The reason I bring up addiction is that it’s hard to overcome. It’s an ongoing struggle. Anyone that thinks addiction is simply a moral failing doesn’t understand how it operates, which is to say subtly and with the consent of your low-level neural structures. If you feel the pull and you can say ‘no’ or otherwise distract yourself, that’s a victory. I know it’s difficult. Nicotine is a mild addiction compared to more intense substances, but I know how damn easy it is to rationalize. String together enough days of ’no' and it gets easier. Get help if you need it. Hold the line. If you slip, forgive yourself, identify how your intentions went awry so you can counter those triggers in the future, and start again.
There are some things we should try to do every day. I’ve already mentioned exercise, and that’s important enough to warrant it’s own section. There are other endeavors that improve health, well-being, enjoyment and growth that are simple enough to be done daily. What those things are will vary for everyone. For me it includes activities like meditation, journaling, and reading. For others, it might be drawing, prayer, singing, poetry, playing with your kids, or some time soaking in hot water at the end of the day. Take some time every day for the small things that stimulate or improve your life. Schedule it if you have to. Gratitude, presence, creativity and play are potent antidotes to the fears, stresses and frustrations that can detract from our every day experience.

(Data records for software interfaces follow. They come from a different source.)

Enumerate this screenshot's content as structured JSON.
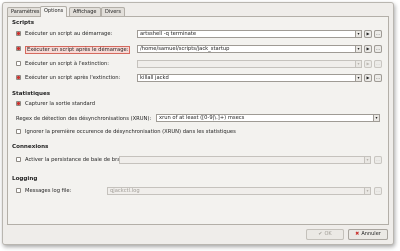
{
  "tabs": [
    "Paramètres",
    "Options",
    "Affichage",
    "Divers"
  ],
  "sections": {
    "scripts": "Scripts",
    "statistiques": "Statistiques",
    "connexions": "Connexions",
    "logging": "Logging"
  },
  "scripts": {
    "rows": [
      {
        "label": "Exécuter un script au démarrage:",
        "value": "artsshell -q terminate",
        "checked": true
      },
      {
        "label": "Exécuter un script après le démarrage:",
        "value": "/home/samuel/scripts/jack_startup",
        "checked": true
      },
      {
        "label": "Exécuter un script à l'extinction:",
        "value": "",
        "checked": false
      },
      {
        "label": "Exécuter un script après l'extinction:",
        "value": "killall jackd",
        "checked": true
      }
    ],
    "browse_label": "...",
    "arrow_label": "▶"
  },
  "statistiques": {
    "capture_label": "Capturer la sortie standard",
    "regex_label": "Regex de détection des désynchronisations (XRUN):",
    "regex_value": "xrun of at least ([0-9|\\.]+) msecs",
    "ignore_label": "Ignorer la première occurence de désynchronisation (XRUN) dans les statistiques"
  },
  "connexions": {
    "persist_label": "Activer la persistance de baie de brassage:",
    "persist_value": ""
  },
  "logging": {
    "messages_label": "Messages log file:",
    "messages_value": "qjackctl.log"
  },
  "footer": {
    "ok_label": "OK",
    "cancel_label": "Annuler"
  }
}
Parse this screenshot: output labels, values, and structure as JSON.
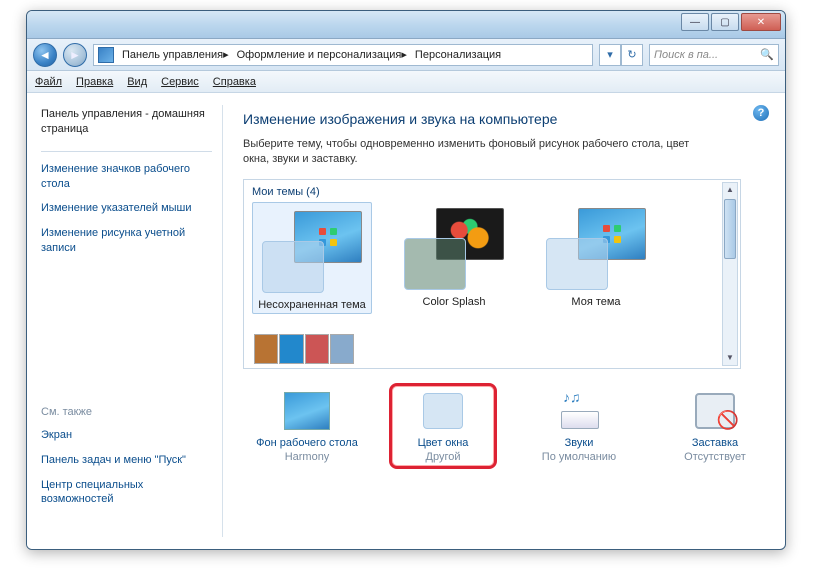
{
  "breadcrumb": {
    "seg1": "Панель управления",
    "seg2": "Оформление и персонализация",
    "seg3": "Персонализация"
  },
  "search": {
    "placeholder": "Поиск в па..."
  },
  "menubar": {
    "file": "Файл",
    "edit": "Правка",
    "view": "Вид",
    "tools": "Сервис",
    "help": "Справка"
  },
  "sidebar": {
    "home": "Панель управления - домашняя страница",
    "links": [
      "Изменение значков рабочего стола",
      "Изменение указателей мыши",
      "Изменение рисунка учетной записи"
    ],
    "see_also_label": "См. также",
    "see_also": [
      "Экран",
      "Панель задач и меню \"Пуск\"",
      "Центр специальных возможностей"
    ]
  },
  "main": {
    "heading": "Изменение изображения и звука на компьютере",
    "desc": "Выберите тему, чтобы одновременно изменить фоновый рисунок рабочего стола, цвет окна, звуки и заставку.",
    "themes_header": "Мои темы (4)",
    "themes": [
      {
        "name": "Несохраненная тема"
      },
      {
        "name": "Color Splash"
      },
      {
        "name": "Моя тема"
      }
    ],
    "options": {
      "wallpaper": {
        "label": "Фон рабочего стола",
        "sub": "Harmony"
      },
      "color": {
        "label": "Цвет окна",
        "sub": "Другой"
      },
      "sounds": {
        "label": "Звуки",
        "sub": "По умолчанию"
      },
      "saver": {
        "label": "Заставка",
        "sub": "Отсутствует"
      }
    }
  }
}
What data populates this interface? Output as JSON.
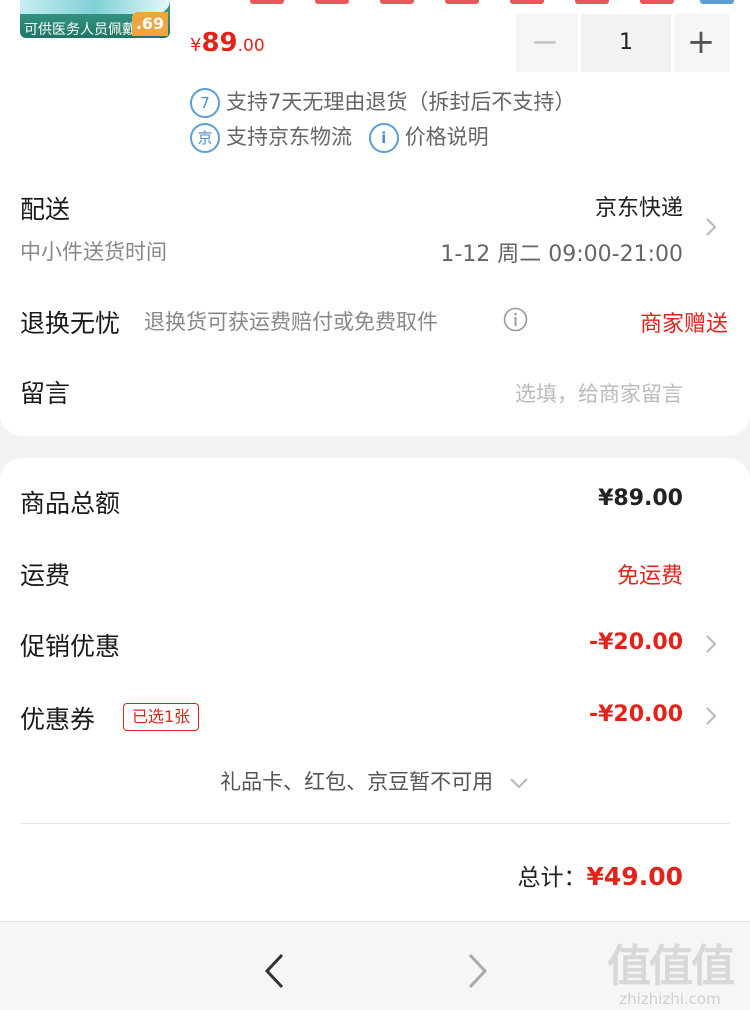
{
  "product": {
    "thumb_text": "可供医务人员佩戴",
    "thumb_badge": ".69",
    "price_symbol": "¥",
    "price_int": "89",
    "price_dec": ".00",
    "quantity": "1",
    "minus_label": "−",
    "plus_label": "+"
  },
  "tags": {
    "return_icon": "7",
    "return_text": "支持7天无理由退货（拆封后不支持）",
    "jd_icon": "京",
    "jd_text": "支持京东物流",
    "info_icon": "i",
    "price_note": "价格说明"
  },
  "delivery": {
    "label": "配送",
    "method": "京东快递",
    "sub_label": "中小件送货时间",
    "time": "1-12 周二 09:00-21:00"
  },
  "returns": {
    "label": "退换无忧",
    "desc": "退换货可获运费赔付或免费取件",
    "badge": "商家赠送"
  },
  "message": {
    "label": "留言",
    "placeholder": "选填，给商家留言"
  },
  "summary": {
    "goods_label": "商品总额",
    "goods_value": "¥89.00",
    "shipping_label": "运费",
    "shipping_value": "免运费",
    "promo_label": "促销优惠",
    "promo_value": "-¥20.00",
    "coupon_label": "优惠券",
    "coupon_badge": "已选1张",
    "coupon_value": "-¥20.00",
    "giftcard_text": "礼品卡、红包、京豆暂不可用",
    "total_label": "总计：",
    "total_value": "¥49.00"
  },
  "watermark": {
    "logo": "值值值",
    "domain": "zhizhizhi.com"
  },
  "colors": {
    "accent_red": "#e2231a",
    "tag_blue": "#4a8fcb"
  }
}
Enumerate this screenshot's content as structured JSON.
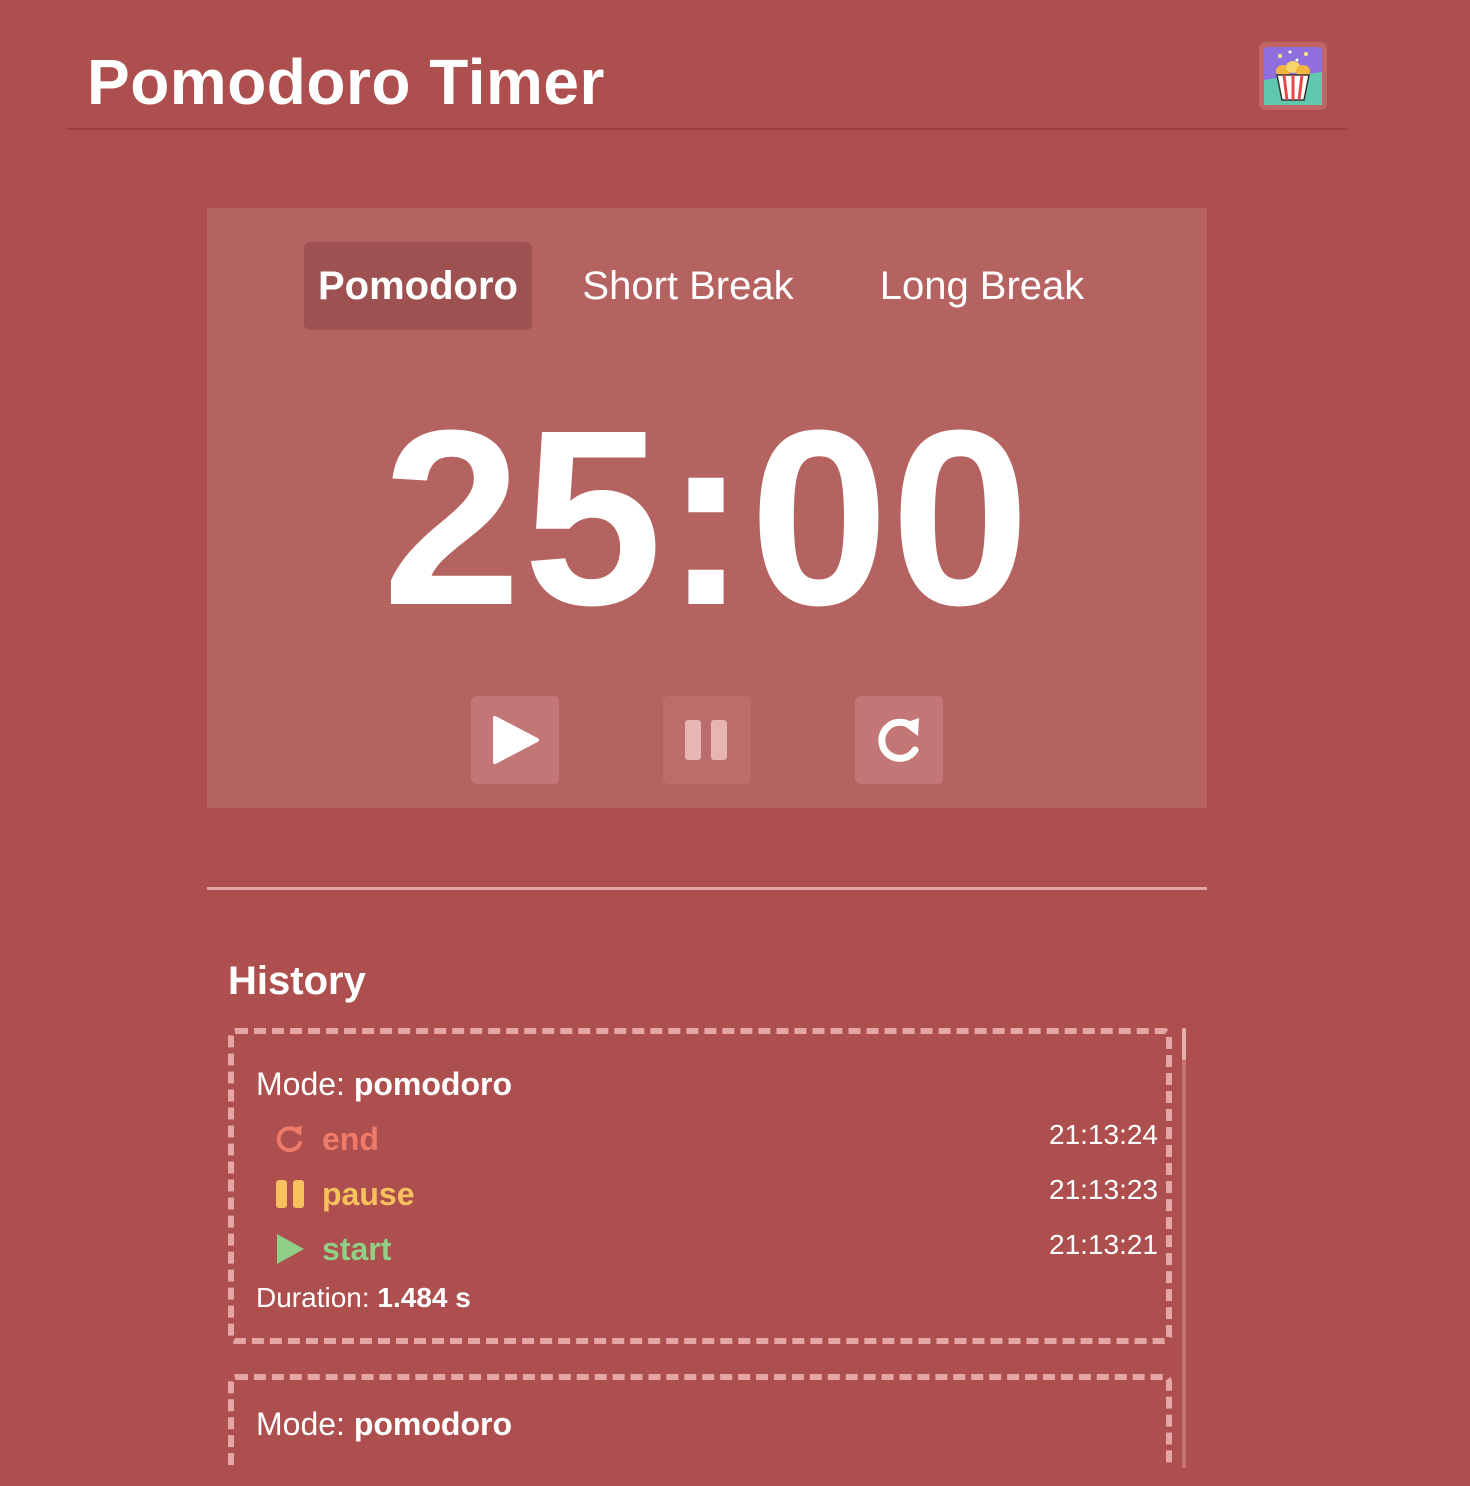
{
  "app": {
    "title": "Pomodoro Timer",
    "logo_icon": "popcorn-icon"
  },
  "colors": {
    "background": "#ad4f4e",
    "card": "#b56361",
    "active_tab": "#9d5251",
    "end": "#ee7b6a",
    "pause": "#f7c25d",
    "start": "#91cf86"
  },
  "tabs": [
    {
      "label": "Pomodoro",
      "active": true
    },
    {
      "label": "Short Break",
      "active": false
    },
    {
      "label": "Long Break",
      "active": false
    }
  ],
  "timer": {
    "display": "25:00"
  },
  "controls": [
    {
      "name": "start",
      "icon": "play-icon",
      "enabled": true
    },
    {
      "name": "pause",
      "icon": "pause-icon",
      "enabled": false
    },
    {
      "name": "reset",
      "icon": "reset-icon",
      "enabled": true
    }
  ],
  "history": {
    "title": "History",
    "mode_label": "Mode:",
    "duration_label": "Duration:",
    "entries": [
      {
        "mode": "pomodoro",
        "events": [
          {
            "type": "end",
            "label": "end",
            "icon": "reset-icon",
            "time": "21:13:24"
          },
          {
            "type": "pause",
            "label": "pause",
            "icon": "pause-icon",
            "time": "21:13:23"
          },
          {
            "type": "start",
            "label": "start",
            "icon": "play-icon",
            "time": "21:13:21"
          }
        ],
        "duration": "1.484 s"
      },
      {
        "mode": "pomodoro"
      }
    ]
  }
}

We all have work to do. Whether it’s at your job, for some side hustle or personal project you have going on, or just upkeep around your house. It’s easy to be unmotivated, distracted or idle. Don’t let that characterize your day or your life. No matter the time scale, at the end of it you will feel more fulfilled the more you did with it. I’m not a productivity guru but here’s the easiest summary I’ve heard of to get things done. Identify the three to five most important tasks you have to do today, organize that list by priority and then start working down the list. That’s it. If something urgent comes up that wasn’t on your radar, be flexible and move things to the next day. Just don’t let the urgent keep you from doing what is important. Plan out your day with intention. Take hold of your time or someone else will.
Your environment defines a lot of your choices. Have you created an environment that enables you to win? Have you made the right actions easier and the wrong actions difficult? Every bit of friction you can shift will affect your outcomes. If you’re trying to eat healthier then don’t stock your pantry with cookies. If you want to workout in the morning, have your clothes and everything else ready the night before. Add reminders to your phone if you want to do some of your dailies at certain times. Outline your task list the night before if it helps you execute on it better. Define a good choice architecture and you won’t have to depend on willpower alone to get you through those difficult moments where simple is not easy.
Nothing above should imply that I have all this on lock. Some days are better than others. This article is as much for me as it is for anyone else. A reminder that how we spend our days is how we spend our lives. It’s impossible to do this perfectly, but you can endeavor to be better than yesterday. You build a good life the same way you create a good day - from an assembly of small victories.